One of the fundamental principles of the phased conservation approach is to first stabilize and protect the object against further damage. To this end, conservators may prepare preservation formats such as will minimize abrasion, inappropriate flexion and impact damage. Why, then, has this same principle not been conscientiously applied to conservation personnel as well?
The results of an ill-conceived and poorly-executed survey of book and document laboratories indicate that there are precious few conservators, technicians, passing administrators and laboratory visitors who have not abraded one or more tibia(e) [that's your shin(s), folks] one or more times on the pedal of the ubiquitous board creaser.
Many labs have developed adaptive behavior such as storing the wet-dry vac or a piece of furniture in the pedal vicinity, but such protection often gets moved and rarely gets replaced.
Accordingly, the author submits directions for the fabrication of a safety device that requires one piece of phasebox board (approx. 42" x 20"), four sturdy rubber bands and approximately 10 minutes of semi-skilled labor.
Step 1: Cut board to size.
2: Make two folds as indicated on Diagram.
3: Cut notch in 4" panel, making it 4.5" high and 1.5" deep, located 4.5" up from the bottom.
4: Fold board into triangular configuration and apply rubber bands (yes, one at the top, one above and below the pedal notch and the fourth one as aesthetically pleasing).
5: (Optional) Inscribe clever descriptive phrases in garish colors, identifying this device as safety equipment.
Install when creaser is not in use; remember to replace when leaving the creaser. And may you never bark another shin.
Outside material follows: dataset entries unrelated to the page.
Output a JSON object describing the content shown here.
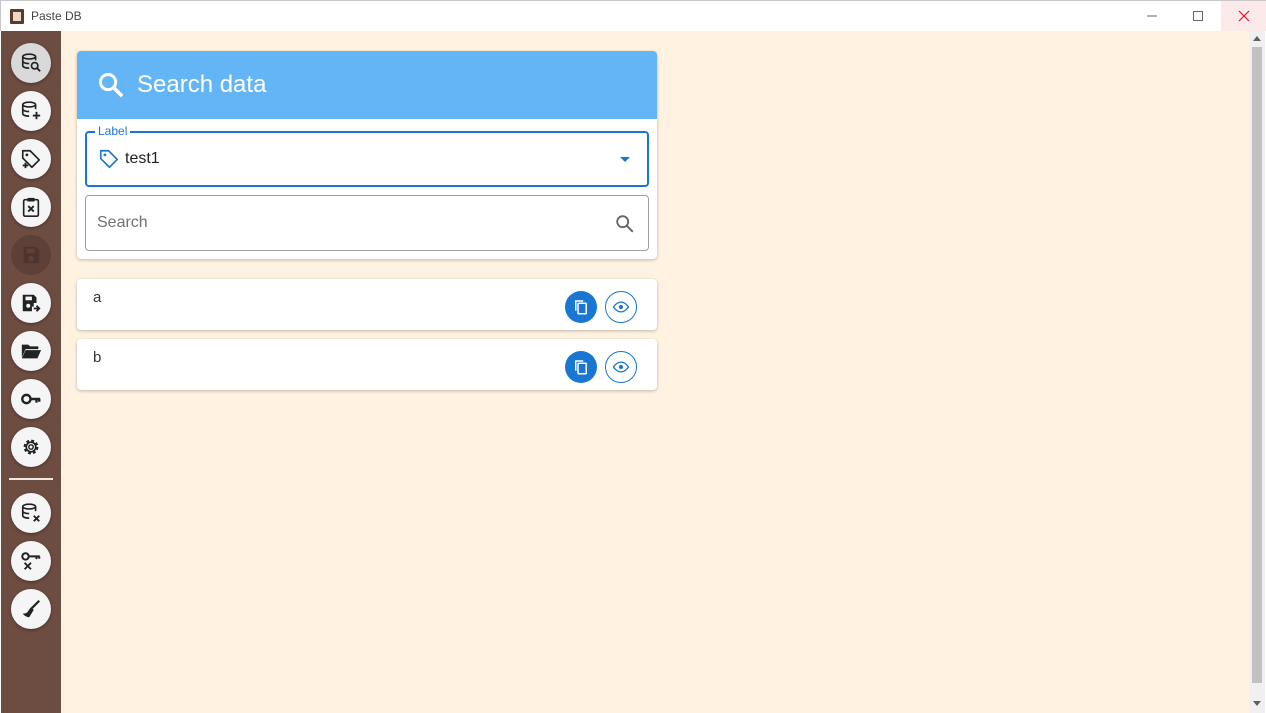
{
  "window": {
    "title": "Paste DB",
    "minimize": "—",
    "maximize": "☐",
    "close": "✕"
  },
  "sidebar": {
    "items": [
      {
        "name": "search-database",
        "icon": "database-search-icon",
        "state": "active"
      },
      {
        "name": "add-database",
        "icon": "database-plus-icon",
        "state": "normal"
      },
      {
        "name": "add-label",
        "icon": "tag-plus-icon",
        "state": "normal"
      },
      {
        "name": "clear-clipboard",
        "icon": "clipboard-remove-icon",
        "state": "normal"
      },
      {
        "name": "save",
        "icon": "save-icon",
        "state": "disabled"
      },
      {
        "name": "save-as",
        "icon": "save-export-icon",
        "state": "normal"
      },
      {
        "name": "open",
        "icon": "folder-open-icon",
        "state": "normal"
      },
      {
        "name": "key",
        "icon": "key-icon",
        "state": "normal"
      },
      {
        "name": "settings",
        "icon": "gear-icon",
        "state": "normal"
      },
      {
        "name": "delete-database",
        "icon": "database-remove-icon",
        "state": "normal"
      },
      {
        "name": "delete-key",
        "icon": "key-remove-icon",
        "state": "normal"
      },
      {
        "name": "clean",
        "icon": "broom-icon",
        "state": "normal"
      }
    ]
  },
  "search_panel": {
    "title": "Search data",
    "label_field": {
      "legend": "Label",
      "value": "test1"
    },
    "search_field": {
      "placeholder": "Search",
      "value": ""
    }
  },
  "results": [
    {
      "text": "a"
    },
    {
      "text": "b"
    }
  ],
  "colors": {
    "sidebar": "#6d4c41",
    "background": "#fff2e1",
    "header": "#64b5f6",
    "accent": "#1976d2"
  }
}
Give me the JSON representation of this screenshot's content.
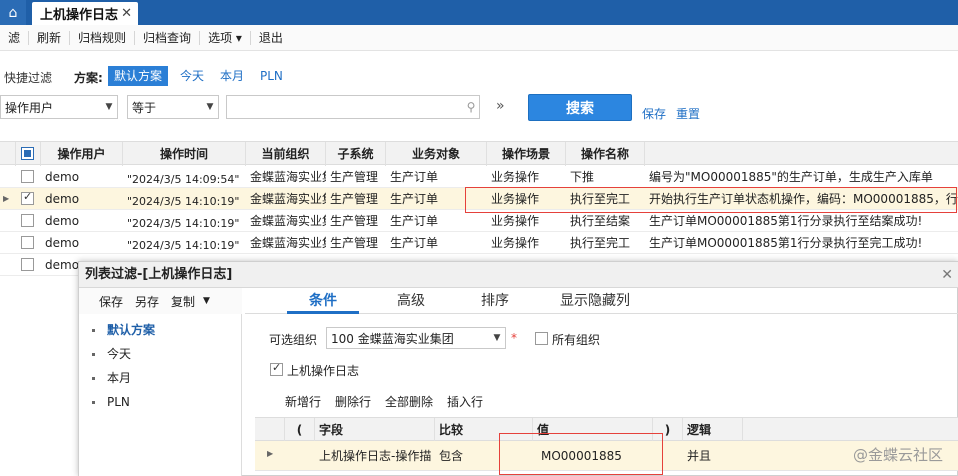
{
  "tabbar": {
    "home_icon": "home-icon",
    "tab_title": "上机操作日志",
    "close_glyph": "✕"
  },
  "toolbar": [
    "滤",
    "刷新",
    "归档规则",
    "归档查询",
    "选项 ▾",
    "退出"
  ],
  "quick_filter": {
    "label": "快捷过滤",
    "scheme_label": "方案:",
    "schemes": [
      "默认方案",
      "今天",
      "本月",
      "PLN"
    ],
    "field_select": "操作用户",
    "operator_select": "等于",
    "value_input": "",
    "search_button": "搜索",
    "save_link": "保存",
    "reset_link": "重置",
    "expand_glyph": "»"
  },
  "grid": {
    "columns": [
      "操作用户",
      "操作时间",
      "当前组织",
      "子系统",
      "业务对象",
      "操作场景",
      "操作名称"
    ],
    "rows": [
      {
        "checked": false,
        "user": "demo",
        "time": "\"2024/3/5 14:09:54\"",
        "org": "金蝶蓝海实业集",
        "subsys": "生产管理",
        "object": "生产订单",
        "scene": "业务操作",
        "op": "下推",
        "desc": "编号为\"MO00001885\"的生产订单，生成生产入库单"
      },
      {
        "checked": true,
        "user": "demo",
        "time": "\"2024/3/5 14:10:19\"",
        "org": "金蝶蓝海实业集",
        "subsys": "生产管理",
        "object": "生产订单",
        "scene": "业务操作",
        "op": "执行至完工",
        "desc": "开始执行生产订单状态机操作，编码：MO00001885，行号"
      },
      {
        "checked": false,
        "user": "demo",
        "time": "\"2024/3/5 14:10:19\"",
        "org": "金蝶蓝海实业集",
        "subsys": "生产管理",
        "object": "生产订单",
        "scene": "业务操作",
        "op": "执行至结案",
        "desc": "生产订单MO00001885第1行分录执行至结案成功!"
      },
      {
        "checked": false,
        "user": "demo",
        "time": "\"2024/3/5 14:10:19\"",
        "org": "金蝶蓝海实业集",
        "subsys": "生产管理",
        "object": "生产订单",
        "scene": "业务操作",
        "op": "执行至完工",
        "desc": "生产订单MO00001885第1行分录执行至完工成功!"
      },
      {
        "checked": false,
        "user": "demo",
        "time": "",
        "org": "",
        "subsys": "",
        "object": "",
        "scene": "",
        "op": "",
        "desc": ""
      }
    ]
  },
  "dialog": {
    "title": "列表过滤-[上机操作日志]",
    "close_glyph": "✕",
    "left_toolbar": [
      "保存",
      "另存",
      "复制"
    ],
    "schemes": [
      "默认方案",
      "今天",
      "本月",
      "PLN"
    ],
    "tabs": [
      "条件",
      "高级",
      "排序",
      "显示隐藏列"
    ],
    "org_label": "可选组织",
    "org_value": "100 金蝶蓝海实业集团",
    "required_mark": "*",
    "all_org_label": "所有组织",
    "log_check_label": "上机操作日志",
    "sub_toolbar": [
      "新增行",
      "删除行",
      "全部删除",
      "插入行"
    ],
    "cond_columns": [
      "(",
      "字段",
      "比较",
      "值",
      ")",
      "逻辑"
    ],
    "cond_row": {
      "field": "上机操作日志-操作描",
      "compare": "包含",
      "value": "MO00001885",
      "logic": "并且"
    }
  },
  "watermark": "@金蝶云社区",
  "colors": {
    "tabbar": "#1f5fa8",
    "accent": "#2b7fd6",
    "highlight": "#e5413b"
  }
}
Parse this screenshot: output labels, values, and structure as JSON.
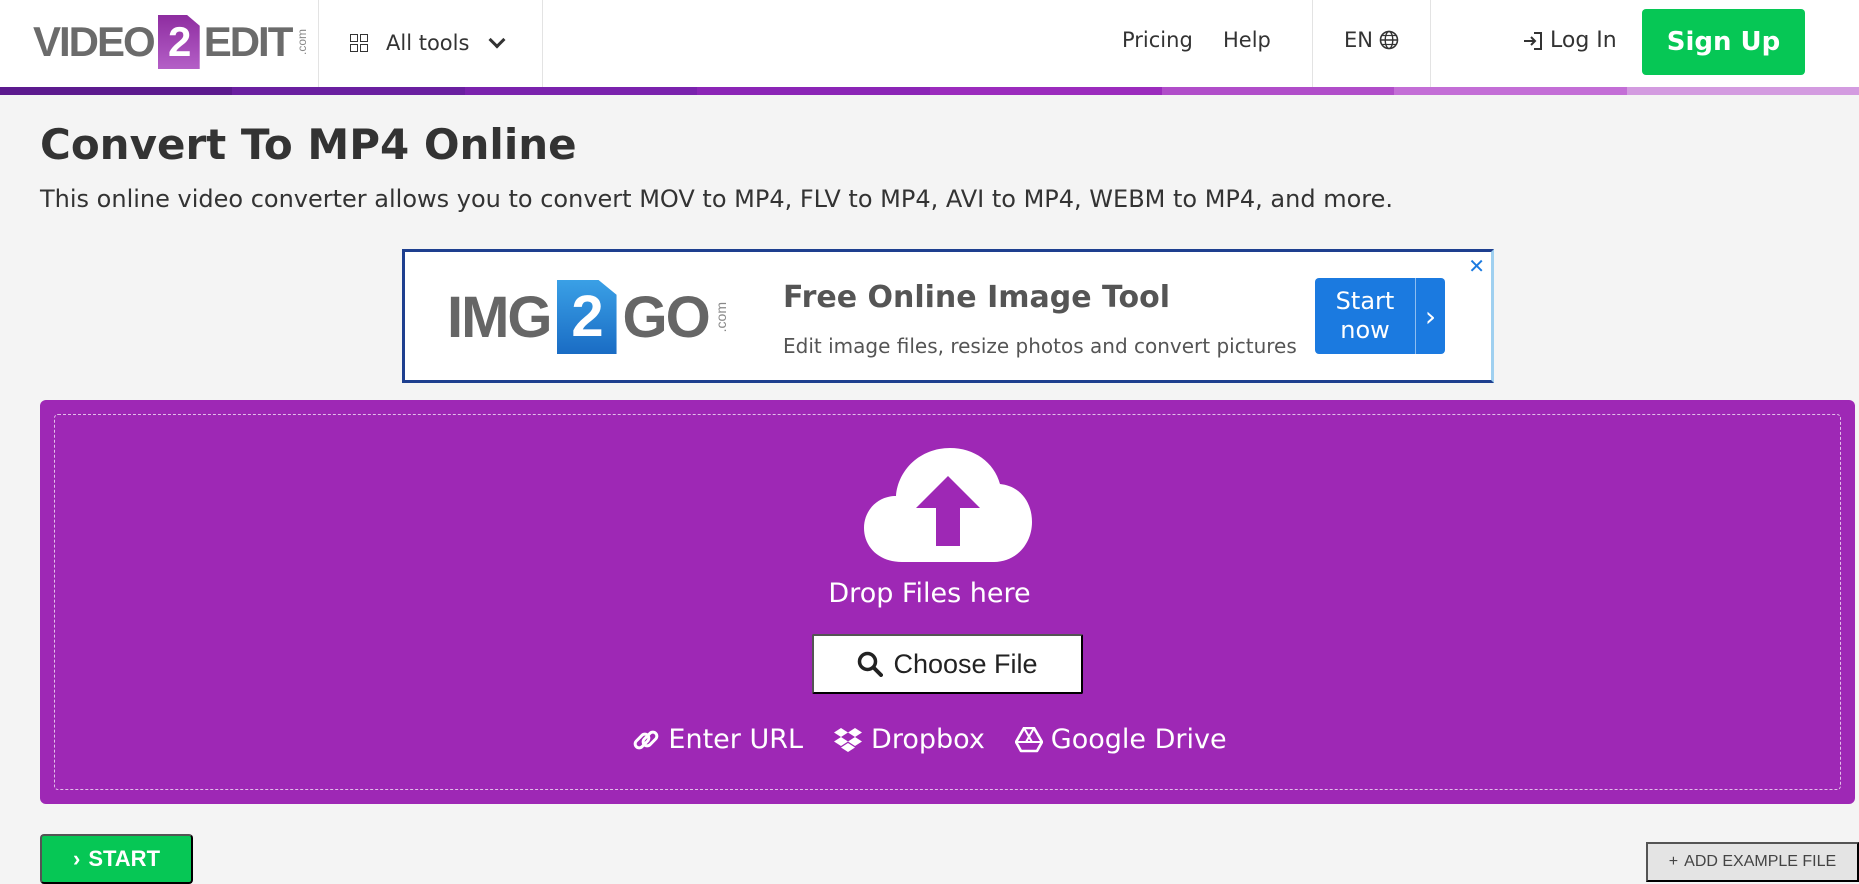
{
  "header": {
    "logo": {
      "left": "VIDEO",
      "two": "2",
      "right": "EDIT",
      "com": ".com"
    },
    "all_tools": "All tools",
    "pricing": "Pricing",
    "help": "Help",
    "lang": "EN",
    "login": "Log In",
    "signup": "Sign Up"
  },
  "page": {
    "title": "Convert To MP4 Online",
    "subtitle": "This online video converter allows you to convert MOV to MP4, FLV to MP4, AVI to MP4, WEBM to MP4, and more."
  },
  "ad": {
    "logo": {
      "left": "IMG",
      "two": "2",
      "right": "GO",
      "com": ".com"
    },
    "heading": "Free Online Image Tool",
    "text": "Edit image files, resize photos and convert pictures",
    "button": "Start now",
    "close": "✕"
  },
  "dropzone": {
    "drop_text": "Drop Files here",
    "choose_file": "Choose File",
    "sources": {
      "url": "Enter URL",
      "dropbox": "Dropbox",
      "gdrive": "Google Drive"
    }
  },
  "bottom": {
    "start": "START",
    "add_example": "ADD EXAMPLE FILE"
  },
  "colors": {
    "brand_purple": "#9e28b5",
    "green": "#06c755",
    "ad_blue": "#1b7ae0",
    "stripe": [
      "#5c1a8e",
      "#6a1fa0",
      "#7a22ad",
      "#8b25b6",
      "#9b2bbd",
      "#b04dc9",
      "#c36ed6",
      "#d39be0"
    ]
  },
  "icons": {
    "menu": "grid-icon",
    "dropdown": "chevron-down-icon",
    "language": "globe-icon",
    "login": "login-icon",
    "upload": "cloud-upload-icon",
    "search": "search-icon",
    "link": "link-icon",
    "dropbox": "dropbox-icon",
    "gdrive": "google-drive-icon"
  }
}
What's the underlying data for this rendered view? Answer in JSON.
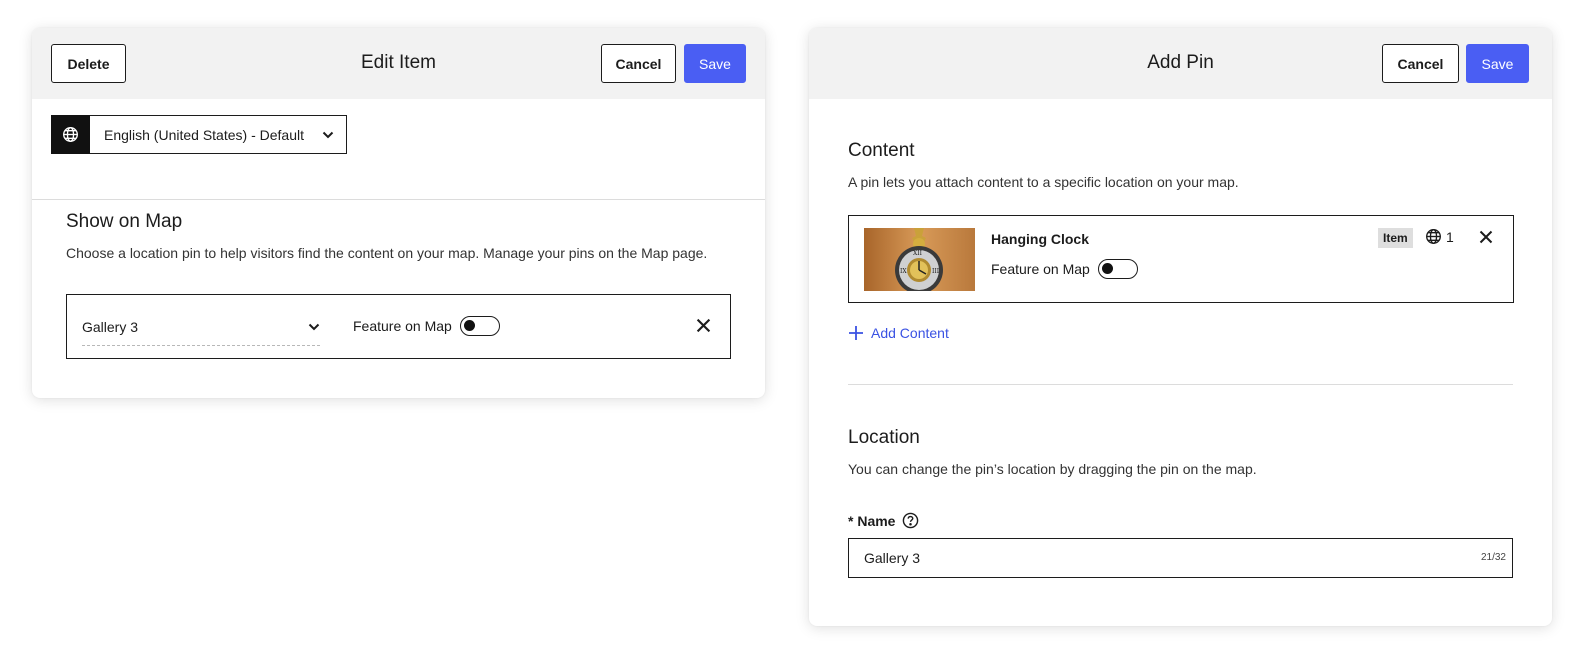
{
  "edit_item": {
    "header": {
      "title": "Edit Item",
      "delete_label": "Delete",
      "cancel_label": "Cancel",
      "save_label": "Save"
    },
    "language": {
      "selected": "English (United States) - Default"
    },
    "show_on_map": {
      "title": "Show on Map",
      "description": "Choose a location pin to help visitors find the content on your map. Manage your pins on the Map page.",
      "pin_selected": "Gallery 3",
      "feature_label": "Feature on Map",
      "feature_on": false
    }
  },
  "add_pin": {
    "header": {
      "title": "Add Pin",
      "cancel_label": "Cancel",
      "save_label": "Save"
    },
    "content": {
      "title": "Content",
      "description": "A pin lets you attach content to a specific location on your map.",
      "item": {
        "title": "Hanging Clock",
        "badge": "Item",
        "language_count": "1",
        "feature_label": "Feature on Map",
        "feature_on": false
      },
      "add_content_label": "Add Content"
    },
    "location": {
      "title": "Location",
      "description": "You can change the pin’s location by dragging the pin on the map.",
      "name_label": "* Name",
      "name_value": "Gallery 3",
      "char_count": "21/32"
    }
  },
  "colors": {
    "primary": "#4a5ef3",
    "link": "#3a52e3",
    "header_bg": "#f2f2f2"
  }
}
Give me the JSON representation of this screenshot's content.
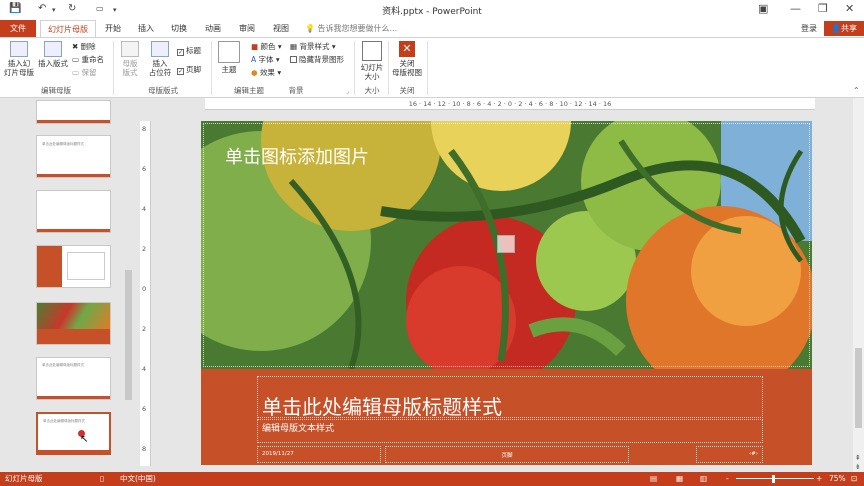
{
  "window": {
    "title": "资料.pptx - PowerPoint"
  },
  "tabs": [
    {
      "label": "文件"
    },
    {
      "label": "幻灯片母版"
    },
    {
      "label": "开始"
    },
    {
      "label": "插入"
    },
    {
      "label": "切换"
    },
    {
      "label": "动画"
    },
    {
      "label": "审阅"
    },
    {
      "label": "视图"
    }
  ],
  "tellme": "告诉我您想要做什么...",
  "signin": "登录",
  "share": "共享",
  "ribbon": {
    "insert_master": "插入幻\n灯片母版",
    "insert_layout": "插入版式",
    "delete": "删除",
    "rename": "重命名",
    "preserve": "保留",
    "group_edit_master": "编辑母版",
    "master_layout": "母版\n版式",
    "insert_placeholder": "插入\n占位符",
    "title_chk": "标题",
    "footer_chk": "页脚",
    "group_master_layout": "母版版式",
    "theme": "主题",
    "group_edit_theme": "编辑主题",
    "colors": "颜色",
    "fonts": "字体",
    "effects": "效果",
    "bg_styles": "背景样式",
    "hide_bg": "隐藏背景图形",
    "group_background": "背景",
    "slide_size": "幻灯片\n大小",
    "group_size": "大小",
    "close_view": "关闭\n母版视图",
    "group_close": "关闭"
  },
  "ruler_h": "16 · 14 · 12 · 10 · 8 · 6 · 4 · 2 · 0 · 2 · 4 · 6 · 8 · 10 · 12 · 14 · 16",
  "ruler_v": [
    "8",
    "6",
    "4",
    "2",
    "0",
    "2",
    "4",
    "6",
    "8"
  ],
  "slide": {
    "picture_prompt": "单击图标添加图片",
    "title": "单击此处编辑母版标题样式",
    "subtitle": "编辑母版文本样式",
    "date": "2019/11/27",
    "footer": "页脚",
    "page_num": "‹#›"
  },
  "thumbs": {
    "t3": "单击此处编辑母版标题样式",
    "t4": "单击此处编辑母版标题样式",
    "t5": "单击此处编辑母版标题样式"
  },
  "status": {
    "view": "幻灯片母版",
    "lang": "中文(中国)",
    "zoom": "75%",
    "minus": "-",
    "plus": "+"
  },
  "colors": {
    "accent": "#c43e1c",
    "band": "#c65028"
  }
}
This paper was submitted independently by the author, and was not delivered at the Book and Paper specialty group session of the AIC Annual Meeting. It has not received peer-review